Unemployment Rate Falls to 5.1%
September 8, 2015 Leave a comment
The rate of unemployment in the United States fell to 5.1% in August, CNN Money reports. Unemployment was at about 10% at the peak of the Great Recession in the first decade of this century. 173,000 new jobs were added to the economy in August, which is a promising sign that the country and economy are moving in the right direction—but the number is not what was expected.
The economy was expected to generate closer to 220,000 new jobs last month, though August is “typically the quirkiest of the year,” says CNBC, and Wall Street economists have been wrong about their August expectations no fewer than 21 times in almost 30 years. The project jobs output for August was around 203,000, and though the numbers themselves are smaller than anticipated, many of the jobs that were added are high-income ones. 56,000 jobs were added in health care; 19,000 to financial services; and 33,000 to the professional services industry.
But the bag is still mixed. Despite the introduction of new jobs and the fall of the unemployment rate, the economy isn’t growing as expected. 1.7 million jobs have been added in total for this year, but last year at this time that number was 1.9 million. So why is the rate of growth so slow? Well, there’s really no clear cut answer to that question, according to financial experts.
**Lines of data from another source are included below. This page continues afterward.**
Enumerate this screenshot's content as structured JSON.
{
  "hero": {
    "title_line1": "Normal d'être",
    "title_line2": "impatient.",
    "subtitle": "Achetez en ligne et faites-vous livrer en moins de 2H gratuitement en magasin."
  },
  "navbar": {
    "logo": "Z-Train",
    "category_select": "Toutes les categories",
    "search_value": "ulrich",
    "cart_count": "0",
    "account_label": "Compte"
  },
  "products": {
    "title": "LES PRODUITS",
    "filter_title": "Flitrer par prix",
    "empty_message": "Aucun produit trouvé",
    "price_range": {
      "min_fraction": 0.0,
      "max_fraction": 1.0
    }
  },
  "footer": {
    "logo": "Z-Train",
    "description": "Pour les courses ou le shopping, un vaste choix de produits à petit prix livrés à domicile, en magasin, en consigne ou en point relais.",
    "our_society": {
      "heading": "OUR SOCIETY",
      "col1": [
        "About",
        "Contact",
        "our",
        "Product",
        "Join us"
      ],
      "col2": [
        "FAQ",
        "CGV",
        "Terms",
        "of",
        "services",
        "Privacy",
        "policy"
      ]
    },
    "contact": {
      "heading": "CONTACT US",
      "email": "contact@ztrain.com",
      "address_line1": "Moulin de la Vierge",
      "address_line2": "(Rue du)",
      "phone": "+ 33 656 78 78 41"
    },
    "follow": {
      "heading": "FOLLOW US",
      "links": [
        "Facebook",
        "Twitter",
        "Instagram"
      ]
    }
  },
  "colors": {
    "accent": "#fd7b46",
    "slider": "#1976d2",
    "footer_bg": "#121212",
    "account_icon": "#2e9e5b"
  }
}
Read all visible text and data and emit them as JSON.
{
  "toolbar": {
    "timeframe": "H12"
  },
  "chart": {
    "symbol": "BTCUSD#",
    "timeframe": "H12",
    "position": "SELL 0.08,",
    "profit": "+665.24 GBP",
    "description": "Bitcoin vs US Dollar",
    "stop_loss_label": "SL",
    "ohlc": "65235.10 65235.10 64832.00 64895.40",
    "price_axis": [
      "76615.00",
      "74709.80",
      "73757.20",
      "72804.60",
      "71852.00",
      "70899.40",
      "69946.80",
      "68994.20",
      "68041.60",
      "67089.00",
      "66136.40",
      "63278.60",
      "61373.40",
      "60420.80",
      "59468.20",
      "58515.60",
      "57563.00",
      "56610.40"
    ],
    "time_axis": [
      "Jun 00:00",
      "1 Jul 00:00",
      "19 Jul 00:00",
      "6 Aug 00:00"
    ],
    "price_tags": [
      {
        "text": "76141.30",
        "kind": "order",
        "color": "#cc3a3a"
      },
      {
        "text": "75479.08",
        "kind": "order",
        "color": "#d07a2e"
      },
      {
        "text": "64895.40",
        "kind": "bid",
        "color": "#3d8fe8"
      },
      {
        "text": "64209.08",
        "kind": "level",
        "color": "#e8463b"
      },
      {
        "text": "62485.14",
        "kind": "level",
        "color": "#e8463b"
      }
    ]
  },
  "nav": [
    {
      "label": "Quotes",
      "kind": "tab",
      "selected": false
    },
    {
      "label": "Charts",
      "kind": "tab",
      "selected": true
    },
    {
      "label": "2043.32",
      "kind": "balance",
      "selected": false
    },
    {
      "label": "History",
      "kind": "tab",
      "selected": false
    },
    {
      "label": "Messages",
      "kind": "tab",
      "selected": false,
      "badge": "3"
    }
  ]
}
Chief investment strategist at private bank Brown Brothers Harriman Scott Clemens is neither bothered nor excited by August’s numbers. “It’s the same old, same old,” he says. “This just continues the trend that we’ve seen where all the sectors of employment continue to improve modestly.”
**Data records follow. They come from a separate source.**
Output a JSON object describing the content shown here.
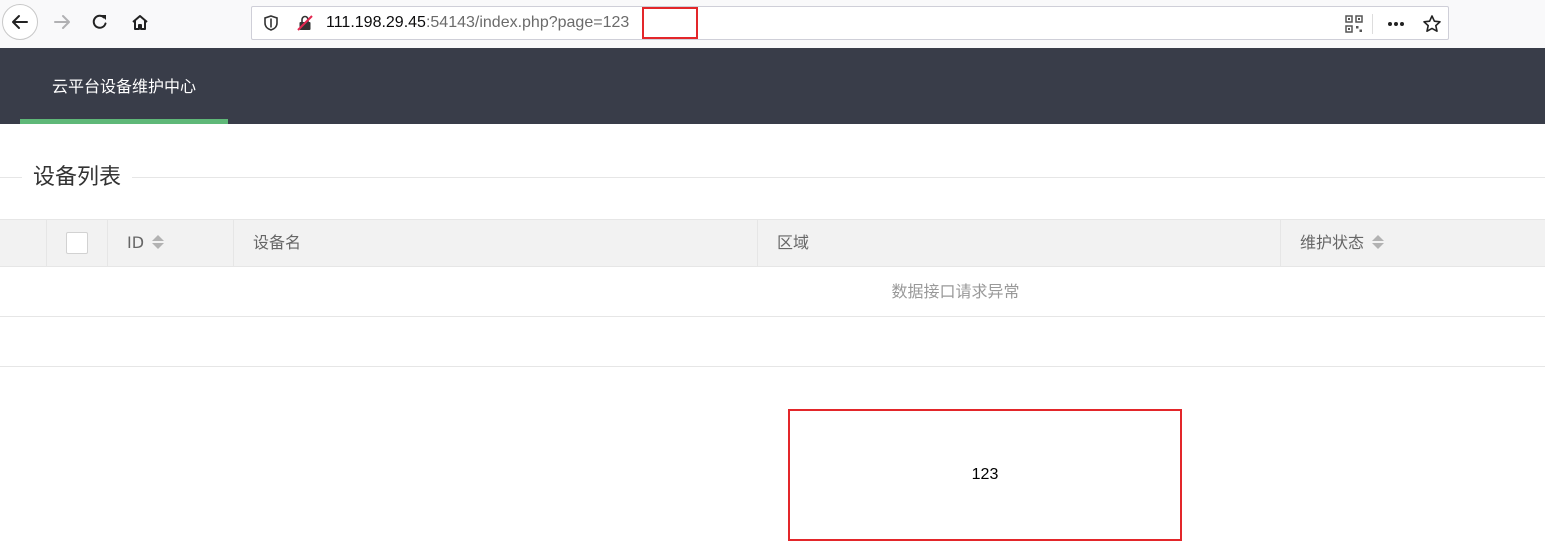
{
  "browser": {
    "url_host": "111.198.29.45",
    "url_rest": ":54143/index.php?page=",
    "url_param": "123"
  },
  "header": {
    "brand": "云平台设备维护中心",
    "accent_color": "#5fb878",
    "bg_color": "#393d49"
  },
  "section": {
    "legend": "设备列表"
  },
  "table": {
    "columns": [
      {
        "label": "ID",
        "sortable": true
      },
      {
        "label": "设备名",
        "sortable": false
      },
      {
        "label": "区域",
        "sortable": false
      },
      {
        "label": "维护状态",
        "sortable": true
      }
    ],
    "empty_text": "数据接口请求异常"
  },
  "output": {
    "value": "123"
  }
}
However, though there were fewer jobs created in August than expected, the economy is growing—even if slowly. “the mixed report did little to alter views that the U.S. economy remains vibrant despite volatile global financial markets and slowing Chinese growth,” Reuters reported, though it remains to be seen whether the Federal Reserve will raise interest rates at its meeting later this month.